WHAT A MOMENT it must have been. The Washington Star called it 'electric'. Alistair Cooke, who was there, said it was 'terribly exciting'. Behind the cluttered desk in the Oval Office were seated the President of the United States and the Prime Minister of the United Kingdom. Barely two weeks had passed since the Japanese attack on Pearl Harbor. America was in the war now and Britain's lonely struggle was no longer lonely.

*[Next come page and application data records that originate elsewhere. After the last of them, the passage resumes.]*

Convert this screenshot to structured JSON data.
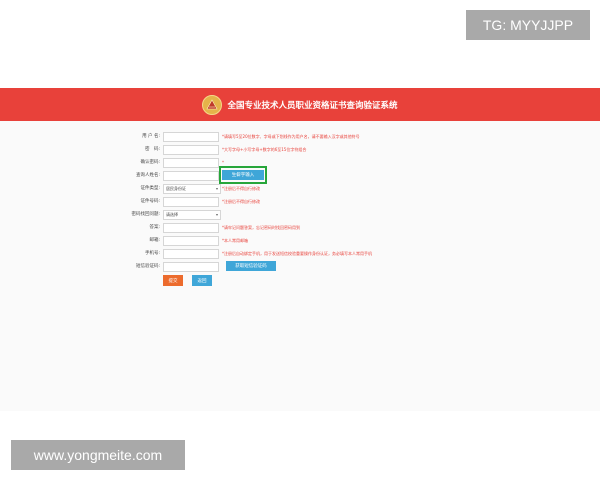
{
  "watermarks": {
    "top": "TG: MYYJJPP",
    "bottom": "www.yongmeite.com"
  },
  "header": {
    "title": "全国专业技术人员职业资格证书查询验证系统",
    "bg_color": "#e8413a"
  },
  "form": {
    "fields": [
      {
        "label": "用 户 名:",
        "hint": "*请填写5至20位数字、字母或下划线作为用户名，请不要输入汉字或其他符号"
      },
      {
        "label": "密　码:",
        "hint": "*大写字母+小写字母+数字的6至15位字符组合"
      },
      {
        "label": "确认密码:",
        "hint": "*"
      },
      {
        "label": "查询人姓名:",
        "button": "生僻字输入"
      },
      {
        "label": "证件类型:",
        "select": "居民身份证",
        "hint": "*注册后不得自行修改"
      },
      {
        "label": "证件号码:",
        "hint": "*注册后不得自行修改"
      },
      {
        "label": "密码找回问题:",
        "select": "请选择"
      },
      {
        "label": "答案:",
        "hint": "*请牢记问题答案，忘记密码时找回密码用到"
      },
      {
        "label": "邮箱:",
        "hint": "*本人常用邮箱"
      },
      {
        "label": "手机号:",
        "hint": "*注册后自动绑定手机，用于发送短信校验重要操作身份认证，务必填写本人常用手机"
      },
      {
        "label": "短信验证码:",
        "button": "获取短信验证码"
      }
    ],
    "submit_label": "提交",
    "back_label": "返回"
  },
  "colors": {
    "accent_blue": "#3fa6d8",
    "submit_orange": "#ec6b2d",
    "highlight_green": "#27a63a"
  }
}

Churchill had arrived in Washington the day before, 22 December 1941, and Roosevelt had gone to the airport to greet him. One of the first questions put to the Prime Minister was whether he would be willing to face an American-style press conference. Churchill relished the opportunity, perhaps in the